The vicar from 1896 to 1908 was T. H. Birley, later Bishop of Zanzibar. In 1897, the building was again re-roofed and a vestry built against the north wall of the tower. St Thomas' was declared an ancient parish in 1948. In 1994, the Church of England saw the introduction of women priests. Like several other parishes, the people of the parish of St Thomas' decided they could not accept the ministry of these women. So under the terms of the resolutions passed by General Synod, the Archbishop of Canterbury placed the church under the care of the Bishop of Ebbsfleet. He is a Provincial episcopal visitor who oversees the parish even though it is in the Diocese of Oxford. At present, the liturgy is based around the Book of Common Prayer, the English Missal, and Common Worship. Musical settings are traditional.Architecture
The church has a nave with a north aisle and vestry, a perpendicular west tower, a chancel and a south porch.
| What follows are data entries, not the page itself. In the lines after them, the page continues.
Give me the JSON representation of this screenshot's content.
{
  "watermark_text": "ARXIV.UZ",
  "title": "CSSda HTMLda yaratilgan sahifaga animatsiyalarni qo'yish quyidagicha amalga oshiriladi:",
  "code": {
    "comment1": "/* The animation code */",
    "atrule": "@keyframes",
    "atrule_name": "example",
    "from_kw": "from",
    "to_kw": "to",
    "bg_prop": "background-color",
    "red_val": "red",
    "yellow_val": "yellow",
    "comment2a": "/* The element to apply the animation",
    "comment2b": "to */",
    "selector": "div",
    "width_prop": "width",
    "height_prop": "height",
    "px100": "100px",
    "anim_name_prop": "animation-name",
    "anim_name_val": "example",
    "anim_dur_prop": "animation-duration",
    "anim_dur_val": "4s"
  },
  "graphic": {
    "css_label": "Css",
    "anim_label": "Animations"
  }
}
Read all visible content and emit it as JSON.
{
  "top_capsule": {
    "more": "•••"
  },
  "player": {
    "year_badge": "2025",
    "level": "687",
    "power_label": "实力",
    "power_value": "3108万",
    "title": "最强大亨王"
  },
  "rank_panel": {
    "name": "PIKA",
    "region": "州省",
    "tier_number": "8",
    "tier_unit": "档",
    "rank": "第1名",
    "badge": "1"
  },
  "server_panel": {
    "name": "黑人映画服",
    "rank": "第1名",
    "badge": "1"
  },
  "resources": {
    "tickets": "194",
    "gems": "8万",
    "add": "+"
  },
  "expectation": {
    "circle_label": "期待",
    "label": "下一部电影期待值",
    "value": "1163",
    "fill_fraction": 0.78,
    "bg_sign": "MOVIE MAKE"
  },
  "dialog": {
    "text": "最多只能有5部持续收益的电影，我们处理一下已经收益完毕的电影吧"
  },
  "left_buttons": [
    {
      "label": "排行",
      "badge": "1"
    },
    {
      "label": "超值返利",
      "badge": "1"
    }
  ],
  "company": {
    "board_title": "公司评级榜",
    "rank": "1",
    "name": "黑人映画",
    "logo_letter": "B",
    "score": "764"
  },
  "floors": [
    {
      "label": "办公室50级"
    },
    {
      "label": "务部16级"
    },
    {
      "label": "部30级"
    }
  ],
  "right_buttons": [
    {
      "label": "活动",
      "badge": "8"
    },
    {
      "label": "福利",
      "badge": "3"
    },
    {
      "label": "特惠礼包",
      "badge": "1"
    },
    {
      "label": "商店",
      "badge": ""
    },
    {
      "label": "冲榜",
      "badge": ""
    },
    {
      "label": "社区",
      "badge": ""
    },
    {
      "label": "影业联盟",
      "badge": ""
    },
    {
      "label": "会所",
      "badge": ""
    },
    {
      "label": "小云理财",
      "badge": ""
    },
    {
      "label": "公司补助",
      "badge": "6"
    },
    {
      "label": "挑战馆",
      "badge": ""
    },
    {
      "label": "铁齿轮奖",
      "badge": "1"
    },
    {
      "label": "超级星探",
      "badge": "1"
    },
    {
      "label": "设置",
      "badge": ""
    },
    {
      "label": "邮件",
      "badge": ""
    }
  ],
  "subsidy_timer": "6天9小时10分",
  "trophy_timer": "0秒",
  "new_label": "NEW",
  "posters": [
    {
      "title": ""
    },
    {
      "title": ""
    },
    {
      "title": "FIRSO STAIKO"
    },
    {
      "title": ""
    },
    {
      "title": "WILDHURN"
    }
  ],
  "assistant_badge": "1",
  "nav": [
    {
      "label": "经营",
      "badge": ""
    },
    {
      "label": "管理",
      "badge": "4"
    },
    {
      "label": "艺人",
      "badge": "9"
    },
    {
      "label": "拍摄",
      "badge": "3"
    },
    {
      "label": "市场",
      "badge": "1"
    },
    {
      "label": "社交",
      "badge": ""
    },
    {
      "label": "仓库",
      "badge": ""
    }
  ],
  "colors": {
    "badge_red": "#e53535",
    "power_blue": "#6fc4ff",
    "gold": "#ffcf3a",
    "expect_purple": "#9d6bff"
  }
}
The nave was rebuilt in the late 15th or early 16th century to meet a tower of approximately the same age; it is often dated to 1521, but appears to be built on older foundations. The southern side of the nave contains what are probably thirteenth-century buttresses and a pair of perpendicular windows. The north aisle was originally built in the 13th century, and rebuilt by H. J. Underwood in 1890; the vestry as originally buily in the 17th century, and rebuilt in 1846 by Chamberlain, through the generosity of the curate, Alexander Penrose Forbes. The church has been reroofed at least twice, in 1825 and 1897. The building was listed as Grade II in 1954.
The chancel, which has a ceiling decorated by C. E. Kempe, contains three windows in the style of the late 12th century, and a priest's door built into the south side circa 1250. A southern porch was built in 1621 by Dr Robert Burton, whose arms are carved in the gable above the date. A candelabrum given by Ann Kendall in 1705 hangs in the chancel. The chancel ceiling was decorated with a pattern of gold stars on a blue background in 1914. Two years later, an altar was erected at the east end of the north aisle, and an aumbry placed in the north wall of the chancel. The royal arms of William IV are on display in the tower.
The churchyard contains Combe House, a 1702 building originally constructed as a school, as well as a vicarage designed in 1893 by C. C. Rolfe. The remains of an earlier Rolfe building, the 1886 Sisterhood of St Thomas, are also present; in 1974, these amounted to a single cottage and a sculptured brick gateway.